Exercise »
Every line of the records below that holds the word "obdobie" should be copied out.

Records drawn from a dataset
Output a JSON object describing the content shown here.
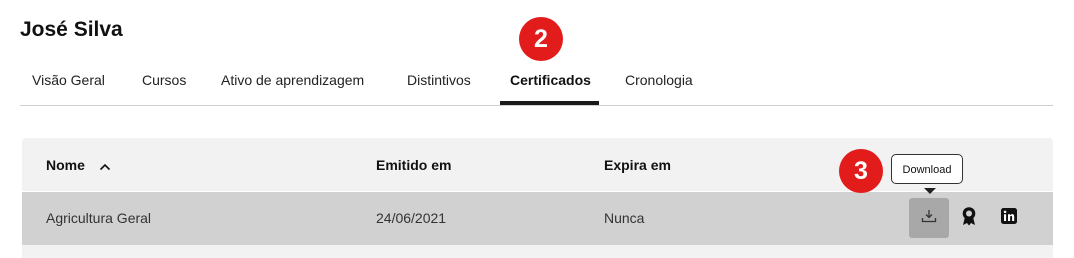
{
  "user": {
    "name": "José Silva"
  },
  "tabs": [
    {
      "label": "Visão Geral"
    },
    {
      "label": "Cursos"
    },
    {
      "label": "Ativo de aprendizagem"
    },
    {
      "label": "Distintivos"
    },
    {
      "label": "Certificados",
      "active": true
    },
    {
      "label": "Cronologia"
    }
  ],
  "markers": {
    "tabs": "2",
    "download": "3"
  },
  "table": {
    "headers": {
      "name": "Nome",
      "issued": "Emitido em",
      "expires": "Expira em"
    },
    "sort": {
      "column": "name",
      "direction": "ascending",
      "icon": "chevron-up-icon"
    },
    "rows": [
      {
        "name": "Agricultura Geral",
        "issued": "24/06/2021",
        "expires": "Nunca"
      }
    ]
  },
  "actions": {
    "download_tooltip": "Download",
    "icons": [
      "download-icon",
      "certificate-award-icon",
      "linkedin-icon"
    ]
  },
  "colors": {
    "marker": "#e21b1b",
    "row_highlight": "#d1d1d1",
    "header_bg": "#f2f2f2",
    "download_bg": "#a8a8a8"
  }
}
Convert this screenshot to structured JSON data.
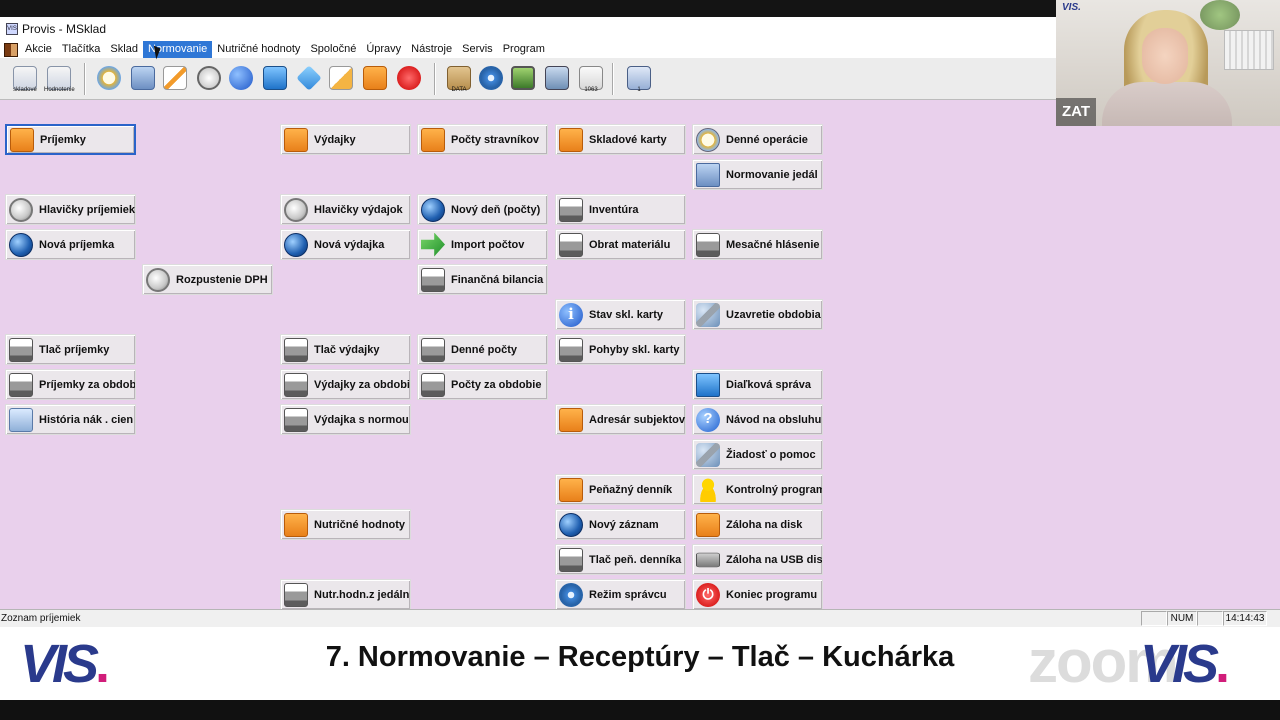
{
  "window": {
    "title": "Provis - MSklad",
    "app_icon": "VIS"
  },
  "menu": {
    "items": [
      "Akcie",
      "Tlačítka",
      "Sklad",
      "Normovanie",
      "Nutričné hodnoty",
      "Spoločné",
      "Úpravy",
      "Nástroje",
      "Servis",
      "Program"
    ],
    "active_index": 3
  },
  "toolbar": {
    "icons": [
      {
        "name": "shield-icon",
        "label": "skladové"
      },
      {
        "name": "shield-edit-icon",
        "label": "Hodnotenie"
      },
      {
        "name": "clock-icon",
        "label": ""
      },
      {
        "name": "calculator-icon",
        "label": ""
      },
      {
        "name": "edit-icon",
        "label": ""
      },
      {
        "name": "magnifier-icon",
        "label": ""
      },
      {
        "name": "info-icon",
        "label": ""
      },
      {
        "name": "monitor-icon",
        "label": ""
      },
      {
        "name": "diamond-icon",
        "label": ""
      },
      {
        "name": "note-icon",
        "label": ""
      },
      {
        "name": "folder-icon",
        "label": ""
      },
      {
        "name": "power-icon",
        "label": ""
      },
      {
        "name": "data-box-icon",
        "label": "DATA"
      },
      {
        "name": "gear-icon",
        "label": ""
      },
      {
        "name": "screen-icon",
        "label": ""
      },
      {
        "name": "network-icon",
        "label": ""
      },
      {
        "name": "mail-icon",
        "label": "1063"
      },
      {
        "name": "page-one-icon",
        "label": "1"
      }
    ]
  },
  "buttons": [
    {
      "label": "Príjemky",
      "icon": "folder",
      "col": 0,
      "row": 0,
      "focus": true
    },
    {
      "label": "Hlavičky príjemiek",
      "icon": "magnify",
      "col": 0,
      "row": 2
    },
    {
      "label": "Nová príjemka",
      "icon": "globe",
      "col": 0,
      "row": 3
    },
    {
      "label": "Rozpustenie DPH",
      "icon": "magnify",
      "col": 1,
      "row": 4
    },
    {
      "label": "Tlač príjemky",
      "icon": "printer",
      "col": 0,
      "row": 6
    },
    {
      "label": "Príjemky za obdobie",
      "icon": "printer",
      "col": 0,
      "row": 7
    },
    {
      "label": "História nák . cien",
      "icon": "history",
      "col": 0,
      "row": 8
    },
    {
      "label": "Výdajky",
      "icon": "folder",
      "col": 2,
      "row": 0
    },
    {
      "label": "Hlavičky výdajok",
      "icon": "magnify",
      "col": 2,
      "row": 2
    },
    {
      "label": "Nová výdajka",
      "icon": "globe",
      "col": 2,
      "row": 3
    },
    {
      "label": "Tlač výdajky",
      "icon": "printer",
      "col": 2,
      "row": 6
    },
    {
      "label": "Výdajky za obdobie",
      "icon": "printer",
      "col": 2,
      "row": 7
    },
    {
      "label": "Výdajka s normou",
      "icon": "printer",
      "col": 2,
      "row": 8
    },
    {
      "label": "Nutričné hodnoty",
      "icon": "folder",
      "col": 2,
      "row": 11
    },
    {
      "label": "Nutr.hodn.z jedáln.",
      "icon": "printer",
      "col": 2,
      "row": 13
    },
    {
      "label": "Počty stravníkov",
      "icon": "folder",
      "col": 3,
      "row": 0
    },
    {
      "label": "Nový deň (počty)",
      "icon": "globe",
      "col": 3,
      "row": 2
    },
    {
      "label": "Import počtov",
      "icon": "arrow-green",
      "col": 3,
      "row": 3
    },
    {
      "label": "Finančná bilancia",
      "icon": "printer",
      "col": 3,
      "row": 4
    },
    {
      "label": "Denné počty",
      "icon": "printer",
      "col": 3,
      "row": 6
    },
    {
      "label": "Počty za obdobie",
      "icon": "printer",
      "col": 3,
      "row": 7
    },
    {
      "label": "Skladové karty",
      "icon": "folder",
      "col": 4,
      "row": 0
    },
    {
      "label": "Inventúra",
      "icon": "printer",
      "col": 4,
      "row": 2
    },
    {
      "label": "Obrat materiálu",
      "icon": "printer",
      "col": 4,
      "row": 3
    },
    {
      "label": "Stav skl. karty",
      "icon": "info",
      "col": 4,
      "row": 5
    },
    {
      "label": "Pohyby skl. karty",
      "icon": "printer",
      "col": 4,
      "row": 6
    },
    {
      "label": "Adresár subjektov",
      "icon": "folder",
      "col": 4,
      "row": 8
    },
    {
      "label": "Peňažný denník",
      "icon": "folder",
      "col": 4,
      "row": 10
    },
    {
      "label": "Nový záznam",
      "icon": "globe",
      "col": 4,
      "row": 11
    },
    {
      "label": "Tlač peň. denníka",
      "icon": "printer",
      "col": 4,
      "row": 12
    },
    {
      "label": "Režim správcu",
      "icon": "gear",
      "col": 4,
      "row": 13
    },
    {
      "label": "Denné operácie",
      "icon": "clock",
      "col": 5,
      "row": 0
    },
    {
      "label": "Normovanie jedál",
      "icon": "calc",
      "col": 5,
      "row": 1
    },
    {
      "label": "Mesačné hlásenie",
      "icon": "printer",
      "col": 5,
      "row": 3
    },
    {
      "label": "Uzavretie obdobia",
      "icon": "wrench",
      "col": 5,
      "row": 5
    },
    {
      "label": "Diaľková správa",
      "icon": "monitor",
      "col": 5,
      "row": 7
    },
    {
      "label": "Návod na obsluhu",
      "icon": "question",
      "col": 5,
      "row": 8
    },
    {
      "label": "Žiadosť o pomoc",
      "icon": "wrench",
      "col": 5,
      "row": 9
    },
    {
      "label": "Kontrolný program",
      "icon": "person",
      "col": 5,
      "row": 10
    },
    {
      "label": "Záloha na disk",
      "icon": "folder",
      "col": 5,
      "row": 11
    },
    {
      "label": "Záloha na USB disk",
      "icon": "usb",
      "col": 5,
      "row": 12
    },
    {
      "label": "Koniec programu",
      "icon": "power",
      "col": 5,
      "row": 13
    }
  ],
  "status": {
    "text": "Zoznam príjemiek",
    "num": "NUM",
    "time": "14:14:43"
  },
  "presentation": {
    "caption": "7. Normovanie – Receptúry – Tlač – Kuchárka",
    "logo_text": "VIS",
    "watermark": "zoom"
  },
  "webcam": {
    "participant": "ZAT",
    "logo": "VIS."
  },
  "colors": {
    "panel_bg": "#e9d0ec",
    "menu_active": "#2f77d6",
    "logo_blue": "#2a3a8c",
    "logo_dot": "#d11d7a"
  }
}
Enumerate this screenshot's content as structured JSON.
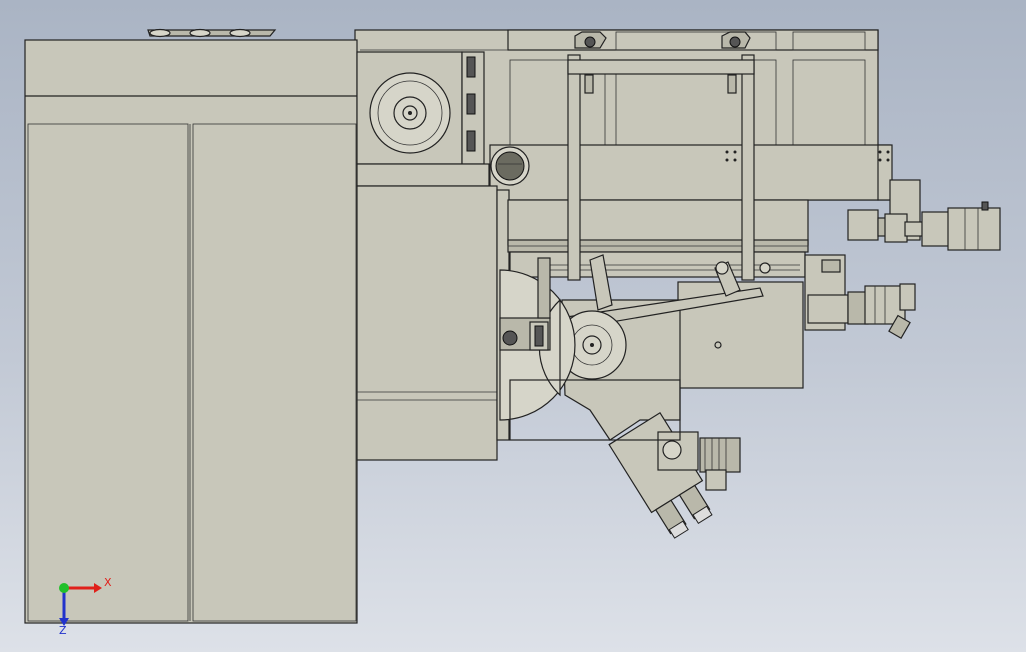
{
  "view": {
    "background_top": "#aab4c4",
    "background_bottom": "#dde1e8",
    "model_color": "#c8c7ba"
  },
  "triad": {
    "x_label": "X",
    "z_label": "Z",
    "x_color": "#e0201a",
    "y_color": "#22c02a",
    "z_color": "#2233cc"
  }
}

Result of this task »
      "label": "Príjemky za obdobie",
      "label": "Výdajky za obdobie",
      "label": "Počty za obdobie",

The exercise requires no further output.